Which gives you the identity key used by vagrant as well as the port number of the virtual box.

  User vagrant
  Port 2222
  UserKnownHostsFile /dev/null
  StrictHostKeyChecking no
  PasswordAuthentication no
  IdentityFile /yourhome/.vagrant/machines/default/virtualbox/private_key
  IdentitiesOnly yes
  LogLevel FATAL

That’s all you need to put into the scp command:

scp -i /yourhome/.vagrant/machines/default/virtualbox/private_key -p 2222 -r vagrant@ local_dir

Notice here after “-i” is the key file reported by “vagrant ssh-config” command. Similarly the port number 2222 also came from there.

To avoid type “-i” option in the future, one can use the command below to permanently add the private key to SSH configuration so that only the port number is used in the future.

ssh-add /yourhome/.vagrant/machines/default/virtualbox/private_key


Emacs File Explorer Solution

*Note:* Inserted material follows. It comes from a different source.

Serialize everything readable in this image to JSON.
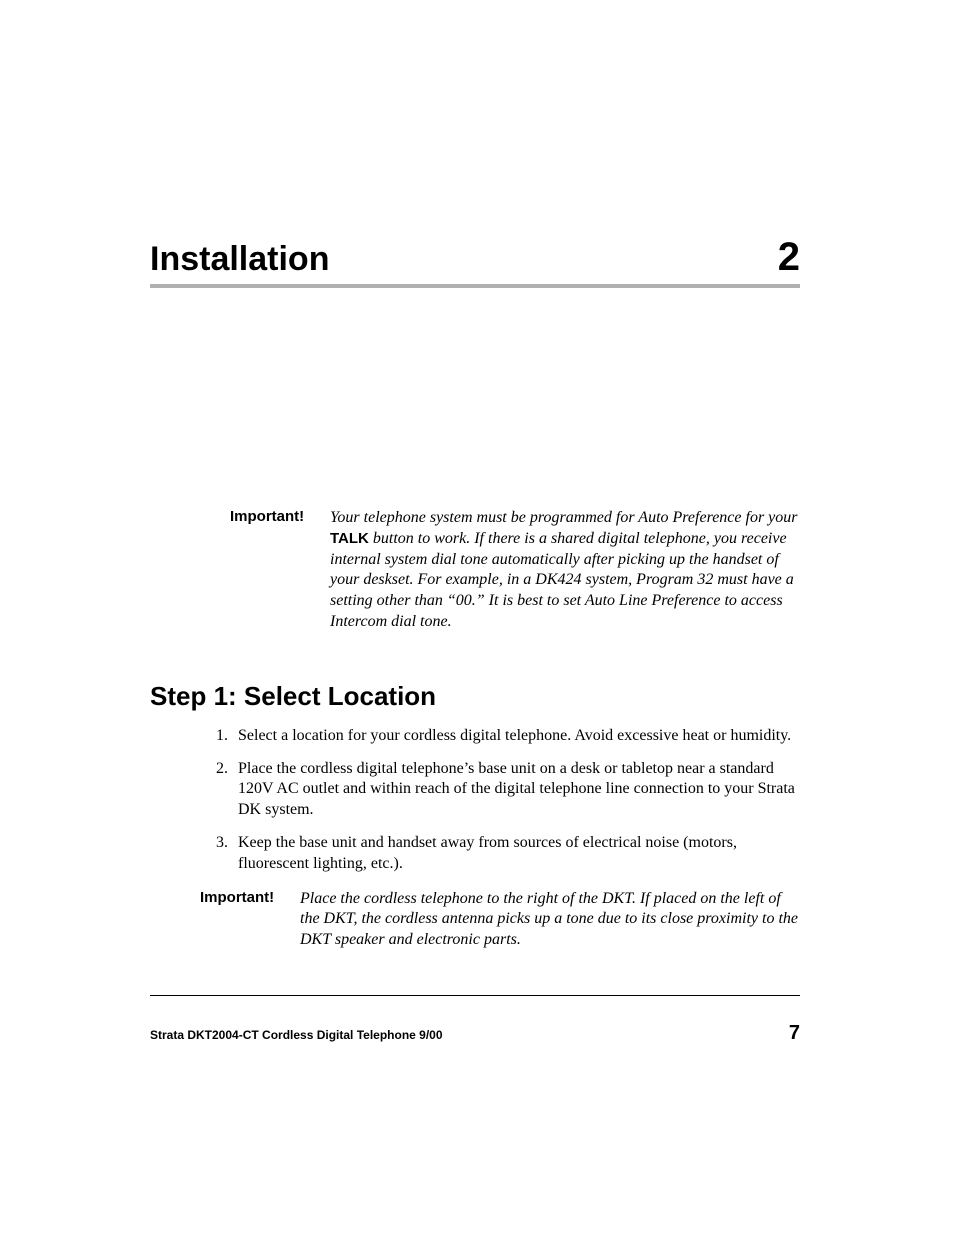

I just came across the Treemacs package that I wish I knew earlier. Treemacs is an Emacs package that provides a tree layout file explorer for Emacs. With Treemacs, one can easily navigate through a big project tree all in Emacs.

Installation is simple through ELPA. I have the following lines in my .emacs configuration:

(setq package-archives '(("gnu" . "") ))
(when (>= emacs-major-version 24)
  (require 'package)
  (add-to-list 'package-archives '("melpa" . "") t)    

In Emacs, run “M-x package-refresh-contents”, then “package-install treemacs.” After installation, run “M-x treemacs” brings up the tree view.


Ubuntu Dummy Output Audio Solution

Recently I upgraded to Ubuntu 20.04, after which I experienced the problem of “dummy output” audio. After leaving the computer to sleep, Ubuntu will set the sound to Dummy Output. A reboot or log out and then login in again always solve the problem. Some quick Internet searches suggest this is a common problem and may be related to the new kernel ( 5.4.0) in Ubuntu 20.04. I have tried solutions that I found on-line but they didn’t solve the problem, including the command “pulseaudio -k,” which was reportedly solved the problem in some cases.

However, running the command “pulseaudio –start” after “pulseaudio -k” solved my problem.